Total is more than 100 percent because of rounding errors. Other includes other versions of the listed browsers as well as Netscape, Mozilla, Opera and others.

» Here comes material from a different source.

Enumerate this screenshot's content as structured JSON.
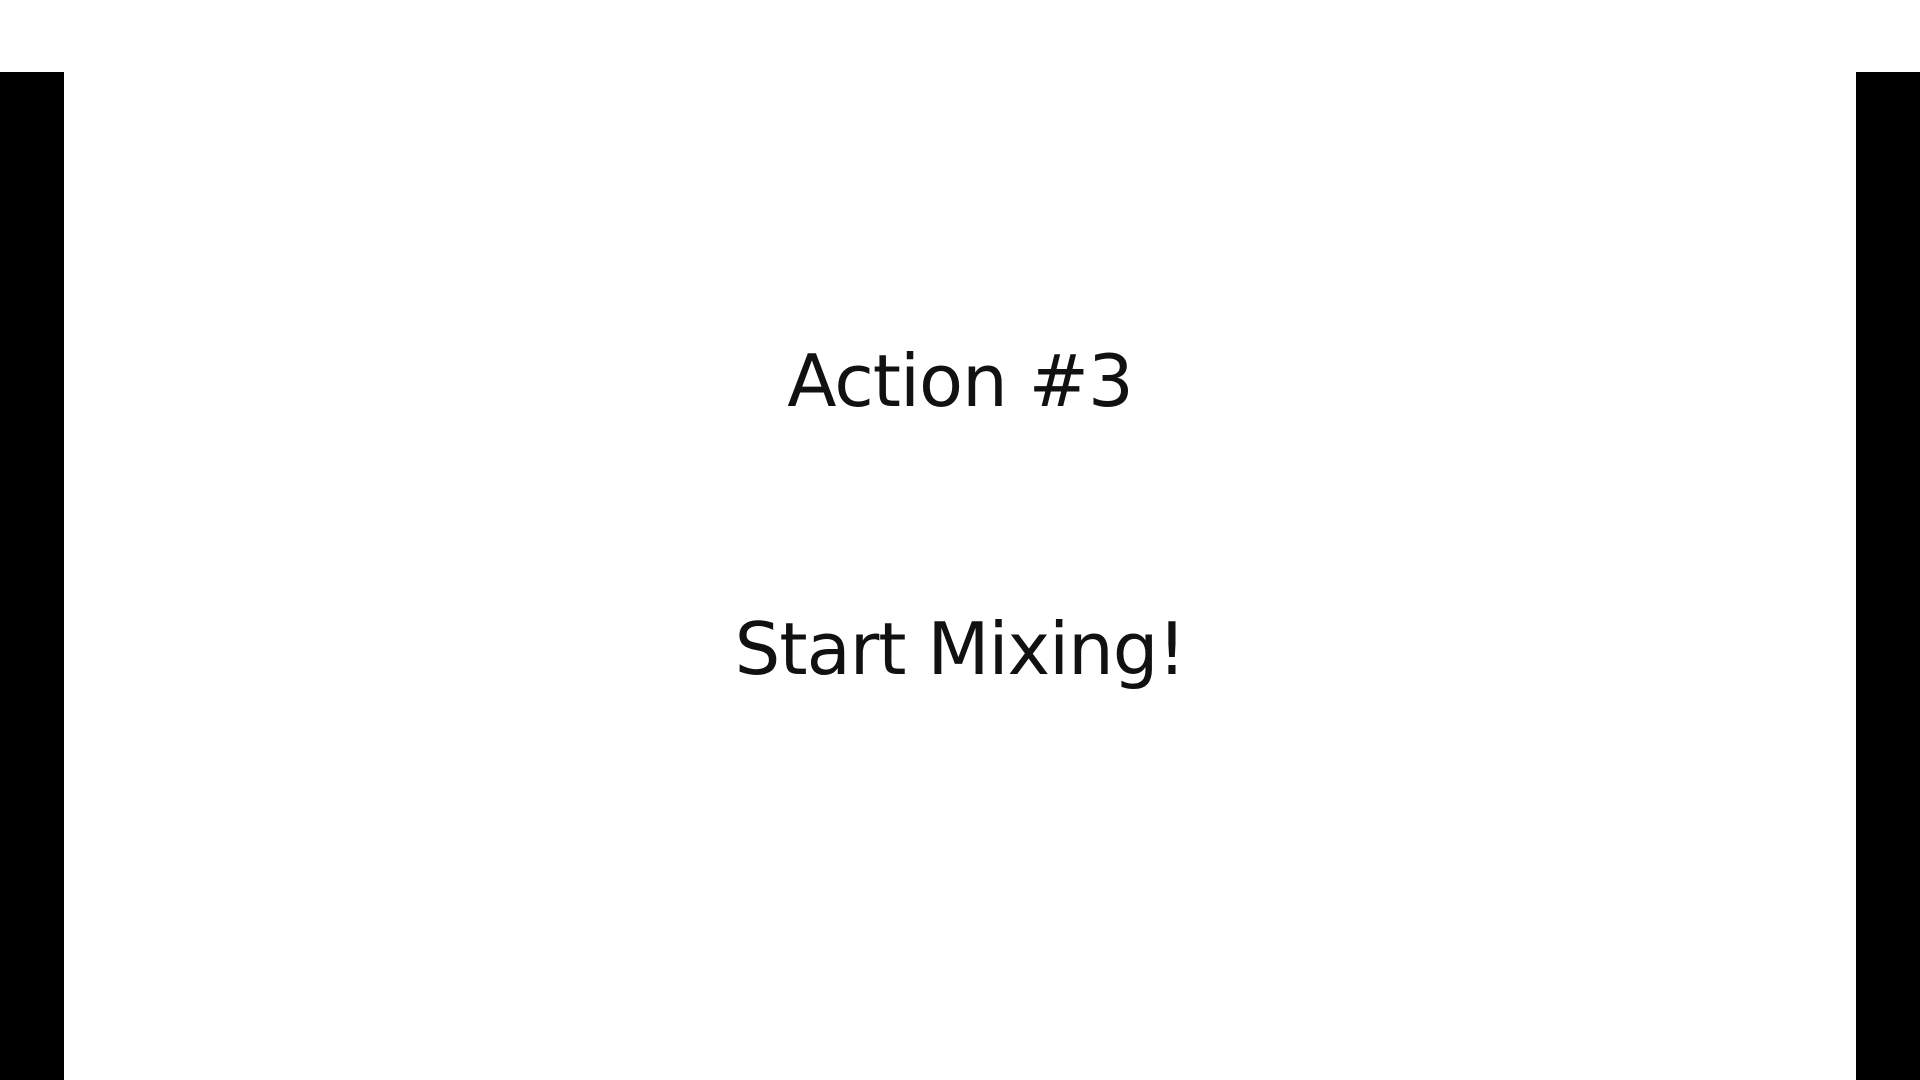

Source: Net Applications' Browser Version Market Share for March 2006.